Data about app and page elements
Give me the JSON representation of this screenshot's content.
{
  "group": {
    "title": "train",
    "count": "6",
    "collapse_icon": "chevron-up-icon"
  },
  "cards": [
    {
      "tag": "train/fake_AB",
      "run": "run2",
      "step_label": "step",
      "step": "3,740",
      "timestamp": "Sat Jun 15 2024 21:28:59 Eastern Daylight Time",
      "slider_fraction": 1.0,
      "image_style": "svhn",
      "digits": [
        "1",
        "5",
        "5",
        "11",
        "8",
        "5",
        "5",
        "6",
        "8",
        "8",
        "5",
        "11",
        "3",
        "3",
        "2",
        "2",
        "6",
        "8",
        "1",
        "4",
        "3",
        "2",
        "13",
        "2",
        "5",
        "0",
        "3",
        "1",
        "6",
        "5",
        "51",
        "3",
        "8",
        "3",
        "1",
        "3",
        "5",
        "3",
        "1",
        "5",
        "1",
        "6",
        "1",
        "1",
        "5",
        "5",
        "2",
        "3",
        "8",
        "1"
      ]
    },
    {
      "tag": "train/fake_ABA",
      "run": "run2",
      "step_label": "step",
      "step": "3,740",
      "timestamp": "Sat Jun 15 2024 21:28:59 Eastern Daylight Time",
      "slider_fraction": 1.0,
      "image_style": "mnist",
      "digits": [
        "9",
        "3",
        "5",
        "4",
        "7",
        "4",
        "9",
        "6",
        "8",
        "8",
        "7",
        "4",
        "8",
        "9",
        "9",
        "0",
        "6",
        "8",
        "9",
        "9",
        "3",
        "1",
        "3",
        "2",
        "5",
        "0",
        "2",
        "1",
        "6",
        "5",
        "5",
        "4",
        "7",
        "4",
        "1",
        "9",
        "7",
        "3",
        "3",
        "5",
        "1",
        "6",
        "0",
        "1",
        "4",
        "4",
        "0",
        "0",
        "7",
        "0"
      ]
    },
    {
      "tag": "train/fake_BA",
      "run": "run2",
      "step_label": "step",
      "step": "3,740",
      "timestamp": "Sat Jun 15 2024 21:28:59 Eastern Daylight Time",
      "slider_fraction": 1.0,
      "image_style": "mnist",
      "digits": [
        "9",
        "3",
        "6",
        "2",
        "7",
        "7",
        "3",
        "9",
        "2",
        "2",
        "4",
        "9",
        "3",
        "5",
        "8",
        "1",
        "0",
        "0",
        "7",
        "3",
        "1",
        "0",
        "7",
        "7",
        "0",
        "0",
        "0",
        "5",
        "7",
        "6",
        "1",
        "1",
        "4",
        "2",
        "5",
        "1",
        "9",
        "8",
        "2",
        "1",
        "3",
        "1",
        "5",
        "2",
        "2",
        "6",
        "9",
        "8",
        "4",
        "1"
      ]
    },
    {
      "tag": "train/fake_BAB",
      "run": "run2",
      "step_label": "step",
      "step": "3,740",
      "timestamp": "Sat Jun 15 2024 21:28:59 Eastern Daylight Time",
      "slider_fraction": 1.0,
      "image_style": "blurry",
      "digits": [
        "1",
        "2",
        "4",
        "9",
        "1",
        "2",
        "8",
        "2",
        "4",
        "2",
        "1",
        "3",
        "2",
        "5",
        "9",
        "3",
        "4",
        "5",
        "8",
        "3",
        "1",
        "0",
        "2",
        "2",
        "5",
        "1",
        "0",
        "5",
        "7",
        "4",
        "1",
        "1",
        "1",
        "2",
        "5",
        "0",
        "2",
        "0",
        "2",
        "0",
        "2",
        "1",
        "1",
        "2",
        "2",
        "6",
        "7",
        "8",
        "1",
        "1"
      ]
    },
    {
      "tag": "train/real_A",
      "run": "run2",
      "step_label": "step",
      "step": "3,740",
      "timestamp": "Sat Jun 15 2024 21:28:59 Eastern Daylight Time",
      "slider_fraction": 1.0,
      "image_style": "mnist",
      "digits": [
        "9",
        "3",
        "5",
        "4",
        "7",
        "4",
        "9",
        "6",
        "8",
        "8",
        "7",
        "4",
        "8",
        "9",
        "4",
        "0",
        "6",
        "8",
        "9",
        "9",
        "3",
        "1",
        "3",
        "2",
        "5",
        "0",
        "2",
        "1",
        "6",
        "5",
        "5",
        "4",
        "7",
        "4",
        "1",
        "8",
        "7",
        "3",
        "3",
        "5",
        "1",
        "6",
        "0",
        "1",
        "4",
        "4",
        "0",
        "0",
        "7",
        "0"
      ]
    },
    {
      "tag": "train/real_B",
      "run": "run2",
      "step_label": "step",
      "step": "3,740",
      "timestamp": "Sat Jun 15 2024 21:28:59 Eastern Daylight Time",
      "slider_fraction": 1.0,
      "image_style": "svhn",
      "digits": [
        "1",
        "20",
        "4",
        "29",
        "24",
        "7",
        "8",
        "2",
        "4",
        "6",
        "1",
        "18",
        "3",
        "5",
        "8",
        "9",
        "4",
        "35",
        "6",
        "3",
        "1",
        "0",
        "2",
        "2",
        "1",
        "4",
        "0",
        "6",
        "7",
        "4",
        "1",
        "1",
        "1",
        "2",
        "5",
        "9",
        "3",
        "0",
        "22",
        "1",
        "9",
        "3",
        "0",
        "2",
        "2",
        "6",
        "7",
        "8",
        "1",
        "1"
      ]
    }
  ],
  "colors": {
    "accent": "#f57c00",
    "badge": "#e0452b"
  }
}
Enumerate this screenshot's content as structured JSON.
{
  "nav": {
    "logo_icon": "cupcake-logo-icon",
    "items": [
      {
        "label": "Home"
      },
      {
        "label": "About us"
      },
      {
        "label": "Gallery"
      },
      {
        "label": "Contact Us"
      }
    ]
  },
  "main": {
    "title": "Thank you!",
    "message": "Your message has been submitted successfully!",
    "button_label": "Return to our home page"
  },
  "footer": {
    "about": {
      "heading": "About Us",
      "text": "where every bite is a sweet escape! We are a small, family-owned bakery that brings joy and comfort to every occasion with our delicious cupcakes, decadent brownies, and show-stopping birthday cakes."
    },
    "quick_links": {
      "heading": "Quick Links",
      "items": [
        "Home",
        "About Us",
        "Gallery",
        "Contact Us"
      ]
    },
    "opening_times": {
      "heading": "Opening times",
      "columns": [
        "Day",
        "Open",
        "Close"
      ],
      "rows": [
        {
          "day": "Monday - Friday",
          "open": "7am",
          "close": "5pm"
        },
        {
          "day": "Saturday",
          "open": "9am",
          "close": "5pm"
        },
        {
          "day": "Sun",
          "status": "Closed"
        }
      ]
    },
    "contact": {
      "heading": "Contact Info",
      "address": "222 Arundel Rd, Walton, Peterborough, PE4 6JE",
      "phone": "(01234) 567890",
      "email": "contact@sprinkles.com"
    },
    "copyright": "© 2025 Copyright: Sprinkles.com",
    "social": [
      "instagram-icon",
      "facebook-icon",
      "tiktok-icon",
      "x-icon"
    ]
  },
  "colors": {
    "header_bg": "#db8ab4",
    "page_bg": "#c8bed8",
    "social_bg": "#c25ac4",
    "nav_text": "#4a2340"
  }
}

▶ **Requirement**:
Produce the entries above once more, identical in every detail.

▶ **Result for this exercise**:
Give me the JSON representation of this screenshot's content.
{
  "group": {
    "title": "train",
    "count": "6",
    "collapse_icon": "chevron-up-icon"
  },
  "cards": [
    {
      "tag": "train/fake_AB",
      "run": "run2",
      "step_label": "step",
      "step": "3,740",
      "timestamp": "Sat Jun 15 2024 21:28:59 Eastern Daylight Time",
      "slider_fraction": 1.0,
      "image_style": "svhn",
      "digits": [
        "1",
        "5",
        "5",
        "11",
        "8",
        "5",
        "5",
        "6",
        "8",
        "8",
        "5",
        "11",
        "3",
        "3",
        "2",
        "2",
        "6",
        "8",
        "1",
        "4",
        "3",
        "2",
        "13",
        "2",
        "5",
        "0",
        "3",
        "1",
        "6",
        "5",
        "51",
        "3",
        "8",
        "3",
        "1",
        "3",
        "5",
        "3",
        "1",
        "5",
        "1",
        "6",
        "1",
        "1",
        "5",
        "5",
        "2",
        "3",
        "8",
        "1"
      ]
    },
    {
      "tag": "train/fake_ABA",
      "run": "run2",
      "step_label": "step",
      "step": "3,740",
      "timestamp": "Sat Jun 15 2024 21:28:59 Eastern Daylight Time",
      "slider_fraction": 1.0,
      "image_style": "mnist",
      "digits": [
        "9",
        "3",
        "5",
        "4",
        "7",
        "4",
        "9",
        "6",
        "8",
        "8",
        "7",
        "4",
        "8",
        "9",
        "9",
        "0",
        "6",
        "8",
        "9",
        "9",
        "3",
        "1",
        "3",
        "2",
        "5",
        "0",
        "2",
        "1",
        "6",
        "5",
        "5",
        "4",
        "7",
        "4",
        "1",
        "9",
        "7",
        "3",
        "3",
        "5",
        "1",
        "6",
        "0",
        "1",
        "4",
        "4",
        "0",
        "0",
        "7",
        "0"
      ]
    },
    {
      "tag": "train/fake_BA",
      "run": "run2",
      "step_label": "step",
      "step": "3,740",
      "timestamp": "Sat Jun 15 2024 21:28:59 Eastern Daylight Time",
      "slider_fraction": 1.0,
      "image_style": "mnist",
      "digits": [
        "9",
        "3",
        "6",
        "2",
        "7",
        "7",
        "3",
        "9",
        "2",
        "2",
        "4",
        "9",
        "3",
        "5",
        "8",
        "1",
        "0",
        "0",
        "7",
        "3",
        "1",
        "0",
        "7",
        "7",
        "0",
        "0",
        "0",
        "5",
        "7",
        "6",
        "1",
        "1",
        "4",
        "2",
        "5",
        "1",
        "9",
        "8",
        "2",
        "1",
        "3",
        "1",
        "5",
        "2",
        "2",
        "6",
        "9",
        "8",
        "4",
        "1"
      ]
    },
    {
      "tag": "train/fake_BAB",
      "run": "run2",
      "step_label": "step",
      "step": "3,740",
      "timestamp": "Sat Jun 15 2024 21:28:59 Eastern Daylight Time",
      "slider_fraction": 1.0,
      "image_style": "blurry",
      "digits": [
        "1",
        "2",
        "4",
        "9",
        "1",
        "2",
        "8",
        "2",
        "4",
        "2",
        "1",
        "3",
        "2",
        "5",
        "9",
        "3",
        "4",
        "5",
        "8",
        "3",
        "1",
        "0",
        "2",
        "2",
        "5",
        "1",
        "0",
        "5",
        "7",
        "4",
        "1",
        "1",
        "1",
        "2",
        "5",
        "0",
        "2",
        "0",
        "2",
        "0",
        "2",
        "1",
        "1",
        "2",
        "2",
        "6",
        "7",
        "8",
        "1",
        "1"
      ]
    },
    {
      "tag": "train/real_A",
      "run": "run2",
      "step_label": "step",
      "step": "3,740",
      "timestamp": "Sat Jun 15 2024 21:28:59 Eastern Daylight Time",
      "slider_fraction": 1.0,
      "image_style": "mnist",
      "digits": [
        "9",
        "3",
        "5",
        "4",
        "7",
        "4",
        "9",
        "6",
        "8",
        "8",
        "7",
        "4",
        "8",
        "9",
        "4",
        "0",
        "6",
        "8",
        "9",
        "9",
        "3",
        "1",
        "3",
        "2",
        "5",
        "0",
        "2",
        "1",
        "6",
        "5",
        "5",
        "4",
        "7",
        "4",
        "1",
        "8",
        "7",
        "3",
        "3",
        "5",
        "1",
        "6",
        "0",
        "1",
        "4",
        "4",
        "0",
        "0",
        "7",
        "0"
      ]
    },
    {
      "tag": "train/real_B",
      "run": "run2",
      "step_label": "step",
      "step": "3,740",
      "timestamp": "Sat Jun 15 2024 21:28:59 Eastern Daylight Time",
      "slider_fraction": 1.0,
      "image_style": "svhn",
      "digits": [
        "1",
        "20",
        "4",
        "29",
        "24",
        "7",
        "8",
        "2",
        "4",
        "6",
        "1",
        "18",
        "3",
        "5",
        "8",
        "9",
        "4",
        "35",
        "6",
        "3",
        "1",
        "0",
        "2",
        "2",
        "1",
        "4",
        "0",
        "6",
        "7",
        "4",
        "1",
        "1",
        "1",
        "2",
        "5",
        "9",
        "3",
        "0",
        "22",
        "1",
        "9",
        "3",
        "0",
        "2",
        "2",
        "6",
        "7",
        "8",
        "1",
        "1"
      ]
    }
  ],
  "colors": {
    "accent": "#f57c00",
    "badge": "#e0452b"
  }
}
Enumerate this screenshot's content as structured JSON.
{
  "nav": {
    "logo_icon": "cupcake-logo-icon",
    "items": [
      {
        "label": "Home"
      },
      {
        "label": "About us"
      },
      {
        "label": "Gallery"
      },
      {
        "label": "Contact Us"
      }
    ]
  },
  "main": {
    "title": "Thank you!",
    "message": "Your message has been submitted successfully!",
    "button_label": "Return to our home page"
  },
  "footer": {
    "about": {
      "heading": "About Us",
      "text": "where every bite is a sweet escape! We are a small, family-owned bakery that brings joy and comfort to every occasion with our delicious cupcakes, decadent brownies, and show-stopping birthday cakes."
    },
    "quick_links": {
      "heading": "Quick Links",
      "items": [
        "Home",
        "About Us",
        "Gallery",
        "Contact Us"
      ]
    },
    "opening_times": {
      "heading": "Opening times",
      "columns": [
        "Day",
        "Open",
        "Close"
      ],
      "rows": [
        {
          "day": "Monday - Friday",
          "open": "7am",
          "close": "5pm"
        },
        {
          "day": "Saturday",
          "open": "9am",
          "close": "5pm"
        },
        {
          "day": "Sun",
          "status": "Closed"
        }
      ]
    },
    "contact": {
      "heading": "Contact Info",
      "address": "222 Arundel Rd, Walton, Peterborough, PE4 6JE",
      "phone": "(01234) 567890",
      "email": "contact@sprinkles.com"
    },
    "copyright": "© 2025 Copyright: Sprinkles.com",
    "social": [
      "instagram-icon",
      "facebook-icon",
      "tiktok-icon",
      "x-icon"
    ]
  },
  "colors": {
    "header_bg": "#db8ab4",
    "page_bg": "#c8bed8",
    "social_bg": "#c25ac4",
    "nav_text": "#4a2340"
  }
}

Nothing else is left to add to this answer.